In early February, I took a quick weekend trip to Seattle to see my bestie. I had worn a mask on the plane because the first whisperings of COVID were happening, but on my first night there I still had some mild flu-like symptoms. I took my temperature and had a low-grade fever. The fever broke by the next morning, but the rest of the day I had an annoying nausea – enough that it convinced me to buy a pregnancy test! Turns out, I wasn’t pregnant, thankfully!

Over the next several weeks, I would leave work and continue to have these feverish symptoms, but they would come and go. At one point, there had been a small rash over the area of my unknown tumor but that disappeared, too. It wasn’t until mid March that I felt the lump. To be honest, I was not a regimented self-checker, but I couldn’t miss it, and I didn’t wait long before making an appointment with my OB/GYN to get it checked out.

I want to emphasize here that when I got into my OB/GYN (who squeezed me in her usually packed schedule), she sent me for imaging and biopsy immediately. Not every woman under 40 with breast cancer has been this lucky, and many are told “you’re too young to have cancer” or “let’s just watch it.” I can’t stress enough that if you feel like something’s not right, you must be your own advocate. YOU have to be responsible for your own health. Get 10 other opinions if you have to, but find a provider who listens to you!

So, yes, looking back there were other signs that should have alerted me even sooner, but it was actually the cumulative symptoms (& my own intuition) that made me seek an appointment so quickly.

Here are a few cancer red flags you should be aware of:

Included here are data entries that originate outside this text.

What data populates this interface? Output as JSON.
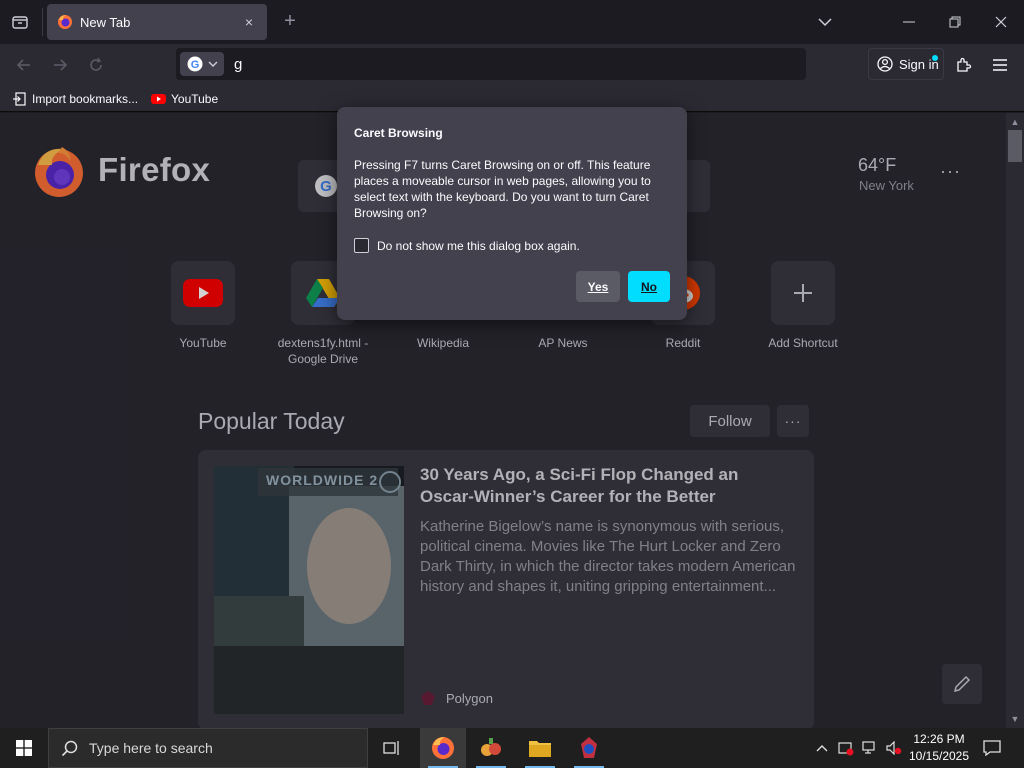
{
  "browser": {
    "tab": {
      "title": "New Tab",
      "favicon": "firefox-icon",
      "close": "×"
    },
    "newtab_label": "+",
    "url_value": "g",
    "signin_label": "Sign in",
    "bookmarks": [
      {
        "label": "Import bookmarks...",
        "icon": "import-icon"
      },
      {
        "label": "YouTube",
        "icon": "youtube-icon"
      }
    ]
  },
  "newtab": {
    "brand": "Firefox",
    "weather": {
      "temp": "64°F",
      "city": "New York",
      "more": "···"
    },
    "shortcuts": [
      {
        "label": "YouTube",
        "icon": "youtube-icon"
      },
      {
        "label": "dextens1fy.html - Google Drive",
        "icon": "google-drive-icon"
      },
      {
        "label": "Wikipedia",
        "icon": "wikipedia-icon"
      },
      {
        "label": "AP News",
        "icon": "ap-news-icon"
      },
      {
        "label": "Reddit",
        "icon": "reddit-icon"
      },
      {
        "label": "Add Shortcut",
        "icon": "plus-icon"
      }
    ],
    "popular": {
      "title": "Popular Today",
      "follow_label": "Follow",
      "more_label": "···",
      "story": {
        "title": "30 Years Ago, a Sci-Fi Flop Changed an Oscar-Winner’s Career for the Better",
        "excerpt": "Katherine Bigelow’s name is synonymous with serious, political cinema. Movies like The Hurt Locker and Zero Dark Thirty, in which the director takes modern American history and shapes it, uniting gripping entertainment...",
        "source": "Polygon",
        "image_caption": "WORLDWIDE 2"
      }
    }
  },
  "dialog": {
    "title": "Caret Browsing",
    "body": "Pressing F7 turns Caret Browsing on or off. This feature places a moveable cursor in web pages, allowing you to select text with the keyboard. Do you want to turn Caret Browsing on?",
    "checkbox_label": "Do not show me this dialog box again.",
    "checkbox_checked": false,
    "yes_label": "Yes",
    "no_label": "No"
  },
  "taskbar": {
    "search_placeholder": "Type here to search",
    "time": "12:26 PM",
    "date": "10/15/2025"
  },
  "colors": {
    "accent": "#00ddff",
    "page_bg": "#2b2a33",
    "chrome_bg": "#1c1b22",
    "dialog_bg": "#42414d"
  }
}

Systemic Changes:

  • Unexplained weight loss (>10 pounds in a short period of time)
  • Extreme fatigue that doesn’t improve with rest
  • Fever (especially if worsens at night) or night sweats with no other sign of infection
  • Pain that does not resolve with repositioning or medications, ALSO pain that wakes you up at night

Localized changes:

  • Skin changes (check out the ABCDE method to monitor your skin)
  • Lumps, bumps, or thickening of the skin
  • Unusual bleeding or slow-healing wounds
  • Changes in bowel or bladder habits (slowed urine flow, blood in urine/stool, etc.)
  • Difficulty swallowing or persistent indigestion
  • Persistent cough or hoarseness

I’m not posting these warning signs to create panic, but to bring awareness. Many of the signs and symptoms listed above relate to other, more benign conditions too, so don’t freak out! I truly believe that the more we know our bodies, the sooner we’ll be able to recognize when something’s off.

Hope you’re all having a great week & taking care of yourselves!